Licensing a new captive is just the beginning. Find out how long it takes for the application to get approved and how long it takes for an approval of a plan change of your captive’s operations.
A company’s risks will inevitably change over time. The captive will need to make plan changes which can include adding new lines of business. The speed with which your domicile’s regulatory branch reviews and approves these plan changes can make a critical difference in your captive’s growth and success.
The size of a captive division’s staff plays a big role in its speed and efficiency. Complex feasibility studies and actuarial analyses required for an application can take a lot of expertise and resources. A larger regulatory team will handle those examinations more efficiently. A 35-person staff like Vermont’s, for example, typically licenses a completed application within 30 days and reviews plan changes in a matter of days.
6. What are the real costs to establishing and managing your captive?
It is important to factor in travel costs, the local costs of service providers, operating fees, and examination fees. Some states that do not impose a premium tax make up for it in high exam fees, which captives must be prepared for. Though Vermont does charge a premium tax, its examination fees are considered some of the least expensive options in the marketplace.
It is also important to consider the ease and professionalism of doing business with a domicile in the ongoing operations of your captive insurance company.
“The cost of doing business in a domicile goes far beyond simply the fixed cost required. If you can’t efficiently operate due to slow turn-around time or added obstacles, chances are you have made the wrong choice,” said Kenneson.
7. What is the domicile’s reputation?
Make sure to ask around and see what industry experts with experience in multiple domiciles have to say about the jurisdiction. Make sure the domicile isn’t known for only licensing certain types of captives that don’t fit your profile. Will it matter to your board of directors if your local newspaper decides to print a story announcing your new insurance subsidiary licensed in some far away location?
Are companies leaving the jurisdiction in high numbers and if so, why? Is the domicile actively licensing redomestications — when an existing captive moves from one domicile to another? This type of movement can often be a positive indicator to trends in a domicile. If companies of a particular size or sector are consistently moving to one state, it may indicate that the domicile has expertise particularly suited to that sector.
Redomestications made up 11 of the 33 new captives in Vermont in 2015. This trend is a positive one as it speaks to the strength of Vermont. It reinforces why Vermont is known throughout the world as the ‘Gold Standard’ of domiciles.
Asking the right questions and choosing a domicile that meets your needs both today and for the long term is vital to your overall success. As a risk manager you do not want surprises or headaches because you did not ask the right questions. Do the due diligence today so that you can ensure your peace of mind by choosing the right domicile to meet your needs.
For more information about the State of Vermont’s Captive Insurance, visit their website: VermontCaptive.com.
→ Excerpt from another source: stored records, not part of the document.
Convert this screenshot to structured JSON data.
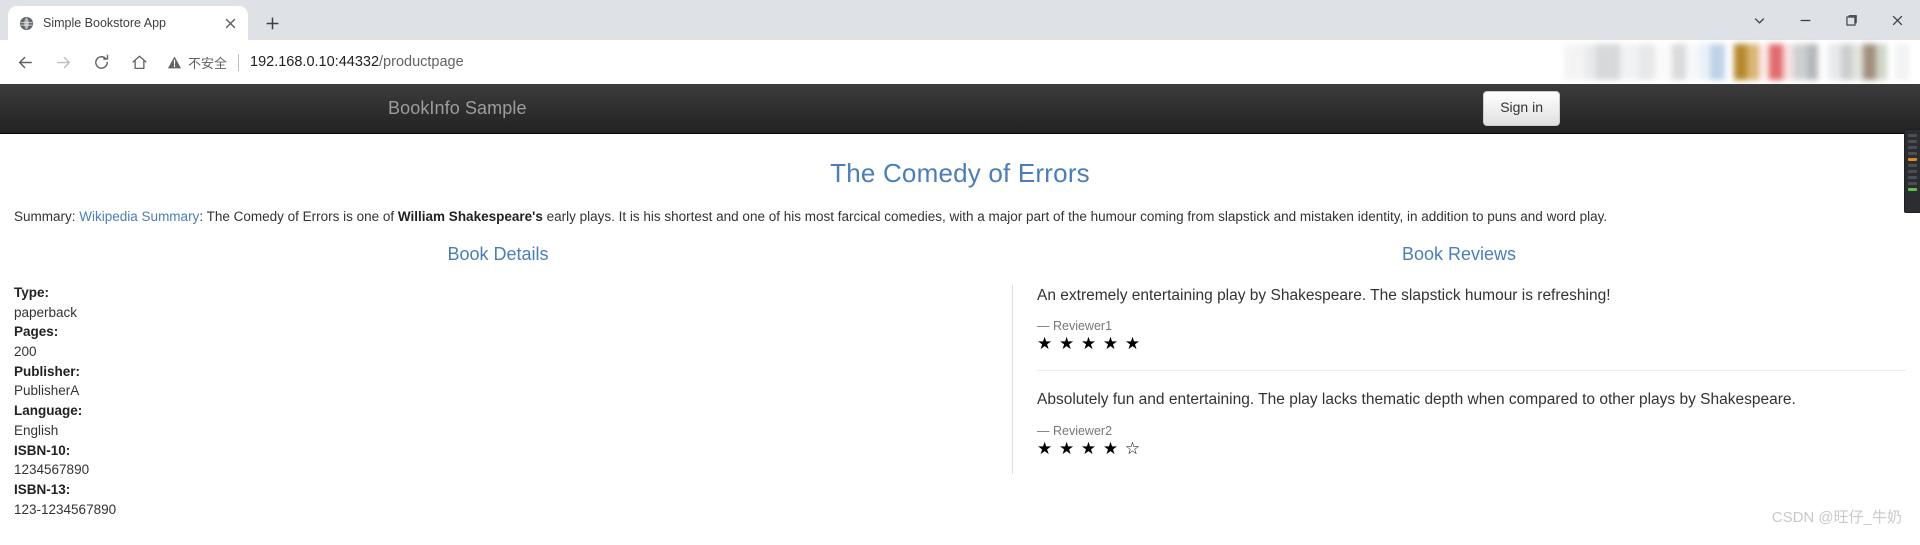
{
  "browser": {
    "tab": {
      "title": "Simple Bookstore App",
      "favicon_icon": "globe-icon",
      "close_icon": "close-icon"
    },
    "new_tab_label": "+",
    "window_controls": [
      {
        "name": "chevron-down-icon",
        "label": "⌄"
      },
      {
        "name": "minimize-icon",
        "label": "—"
      },
      {
        "name": "maximize-icon",
        "label": "❑"
      },
      {
        "name": "close-window-icon",
        "label": "✕"
      }
    ],
    "nav": {
      "back_icon": "back-arrow-icon",
      "forward_icon": "forward-arrow-icon",
      "reload_icon": "reload-icon",
      "home_icon": "home-icon"
    },
    "omnibox": {
      "warning_icon": "warning-triangle-icon",
      "security_text": "不安全",
      "url_host": "192.168.0.10:44332",
      "url_path": "/productpage",
      "url_full": "192.168.0.10:44332/productpage"
    }
  },
  "site": {
    "navbar": {
      "brand": "BookInfo Sample",
      "signin_label": "Sign in"
    },
    "book": {
      "title": "The Comedy of Errors",
      "summary_label": "Summary:",
      "summary_link": "Wikipedia Summary",
      "summary_colon": ":",
      "summary_text_1": " The Comedy of Errors is one of ",
      "summary_bold": "William Shakespeare's",
      "summary_text_2": " early plays. It is his shortest and one of his most farcical comedies, with a major part of the humour coming from slapstick and mistaken identity, in addition to puns and word play."
    },
    "details": {
      "heading": "Book Details",
      "rows": [
        {
          "label": "Type:",
          "value": "paperback"
        },
        {
          "label": "Pages:",
          "value": "200"
        },
        {
          "label": "Publisher:",
          "value": "PublisherA"
        },
        {
          "label": "Language:",
          "value": "English"
        },
        {
          "label": "ISBN-10:",
          "value": "1234567890"
        },
        {
          "label": "ISBN-13:",
          "value": "123-1234567890"
        }
      ]
    },
    "reviews": {
      "heading": "Book Reviews",
      "items": [
        {
          "text": "An extremely entertaining play by Shakespeare. The slapstick humour is refreshing!",
          "author": "— Reviewer1",
          "rating": 5,
          "stars": "★ ★ ★ ★ ★"
        },
        {
          "text": "Absolutely fun and entertaining. The play lacks thematic depth when compared to other plays by Shakespeare.",
          "author": "— Reviewer2",
          "rating": 4,
          "stars": "★ ★ ★ ★ ☆"
        }
      ]
    }
  },
  "watermark": "CSDN @旺仔_牛奶",
  "colors": {
    "accent_link": "#4a7ebb",
    "navbar_bg": "#222222",
    "chrome_bg": "#dee1e6",
    "text": "#333333"
  }
}
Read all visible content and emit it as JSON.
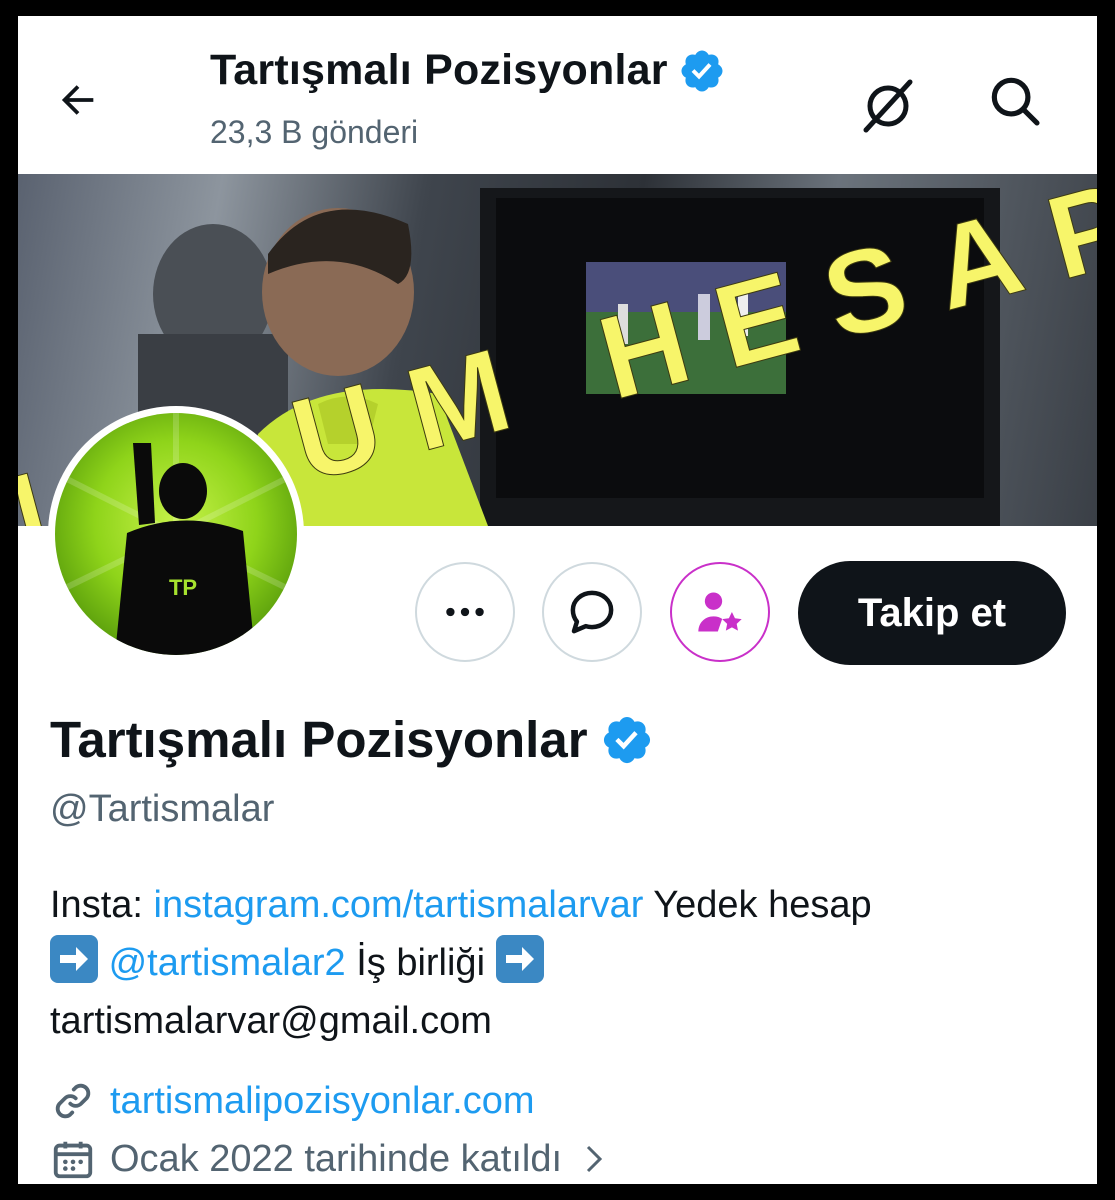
{
  "header": {
    "title": "Tartışmalı Pozisyonlar",
    "post_count": "23,3 B gönderi",
    "back_icon": "arrow-left-icon",
    "grok_icon": "grok-icon",
    "search_icon": "search-icon"
  },
  "banner": {
    "overlay_text": "MALUM HESAP",
    "overlay_color": "#f7f56a"
  },
  "avatar": {
    "logo_text": "TP"
  },
  "actions": {
    "more_icon": "more-icon",
    "message_icon": "message-icon",
    "subscribe_icon": "subscribe-icon",
    "follow_label": "Takip et"
  },
  "profile": {
    "name": "Tartışmalı Pozisyonlar",
    "verified_icon": "verified-badge-icon",
    "handle": "@Tartismalar",
    "bio": {
      "prefix": "Insta: ",
      "insta_link": "instagram.com/tartismalarvar",
      "mid1": " Yedek hesap",
      "backup_handle": "@tartismalar2",
      "mid2": " İş birliği ",
      "email": "tartismalarvar@gmail.com"
    },
    "website": "tartismalipozisyonlar.com",
    "joined": "Ocak 2022 tarihinde katıldı"
  },
  "colors": {
    "accent": "#1d9bf0",
    "verified": "#1d9bf0",
    "subscribe": "#c930c9",
    "text_primary": "#0f1419",
    "text_secondary": "#536471"
  }
}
This article was produced by the R&I Brand Studio, a unit of the advertising department of Risk & Insurance, in collaboration with the State of Vermont. The editorial staff of Risk & Insurance had no role in its preparation.